·         The date and time of the task

·         The description of the task

·         The duration spent on the task

At the end, I display the total number of minutes spent on each project in the reporting period.

Trying the Macro

Because this macro may interest Outlook end users as well as developers, if you are not familiar with the Office Visual Basic Editor environment, you can follow these steps to try the macro:

1.       Create some appointments that represent time periods that you spent on projects in your calendar.

2.       Assign categories to these appointments.

3.       Make sure the Developer tab is enabled in the ribbon in Outlook. See How to: Show the Developer Tab on the Ribbon for more information.

4.       Click the Developer tab, and click Visual Basic.

5.       Double-click the ThisOutlookSession module.

6.       Copy the macro from the attached text file to the ThisOutlookSession module in the Visual Basic Editor.

7.       Modify the following 2 sets of code statements to specify a date range that includes the appointments you created in step 1, and that you would like to report on:

'Hard-code the reporting dates just for simplicity in testing.

    myStart = DateValue("09/27/2010")

    myEnd = DateValue("10/02/2010")

And:

    'Reformat myStart and myEnd to account for minutes.

    myStart = #9/27/2010 12:01:00 AM#

    myEnd = #10/2/2010 12:01:00 AM#

8.       Click F5 to run the macro.

The primary goal of this macro is to show how to use the Outlook object model to report on appointment times aggregated by category over a specific period of time.
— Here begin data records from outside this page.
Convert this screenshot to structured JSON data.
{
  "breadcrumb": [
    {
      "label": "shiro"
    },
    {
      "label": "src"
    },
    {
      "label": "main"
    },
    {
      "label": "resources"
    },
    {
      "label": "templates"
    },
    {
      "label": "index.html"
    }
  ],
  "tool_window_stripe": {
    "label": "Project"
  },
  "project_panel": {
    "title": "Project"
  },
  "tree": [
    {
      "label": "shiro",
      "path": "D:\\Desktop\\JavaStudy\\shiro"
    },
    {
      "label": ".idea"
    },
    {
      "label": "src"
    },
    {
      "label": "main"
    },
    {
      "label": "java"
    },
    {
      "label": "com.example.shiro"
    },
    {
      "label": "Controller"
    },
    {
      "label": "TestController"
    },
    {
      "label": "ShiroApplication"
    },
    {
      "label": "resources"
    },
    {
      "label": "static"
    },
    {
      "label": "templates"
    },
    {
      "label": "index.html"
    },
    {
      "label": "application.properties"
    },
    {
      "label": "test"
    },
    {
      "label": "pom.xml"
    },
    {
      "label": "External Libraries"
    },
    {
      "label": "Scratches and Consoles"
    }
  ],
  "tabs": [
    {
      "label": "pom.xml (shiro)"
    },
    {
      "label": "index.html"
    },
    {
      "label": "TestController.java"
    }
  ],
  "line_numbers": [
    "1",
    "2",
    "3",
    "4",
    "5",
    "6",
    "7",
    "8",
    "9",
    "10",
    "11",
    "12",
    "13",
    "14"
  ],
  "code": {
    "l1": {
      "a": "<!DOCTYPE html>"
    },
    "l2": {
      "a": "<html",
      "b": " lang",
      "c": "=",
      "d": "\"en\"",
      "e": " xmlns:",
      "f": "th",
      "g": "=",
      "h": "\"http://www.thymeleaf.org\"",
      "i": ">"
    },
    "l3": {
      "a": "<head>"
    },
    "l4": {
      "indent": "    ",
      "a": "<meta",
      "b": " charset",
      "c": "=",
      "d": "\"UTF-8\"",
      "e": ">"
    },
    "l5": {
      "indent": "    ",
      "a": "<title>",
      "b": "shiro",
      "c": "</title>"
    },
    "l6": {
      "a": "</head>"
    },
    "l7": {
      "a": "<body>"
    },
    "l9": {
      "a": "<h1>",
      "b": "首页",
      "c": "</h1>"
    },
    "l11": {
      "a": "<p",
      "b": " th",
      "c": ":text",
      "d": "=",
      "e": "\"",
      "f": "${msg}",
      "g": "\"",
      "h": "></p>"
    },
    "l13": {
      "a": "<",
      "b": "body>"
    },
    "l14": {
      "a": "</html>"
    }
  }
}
I didn’t write this macro to market is as a commercial product. Nonetheless, if you have any suggestions, feel free to leave a comment.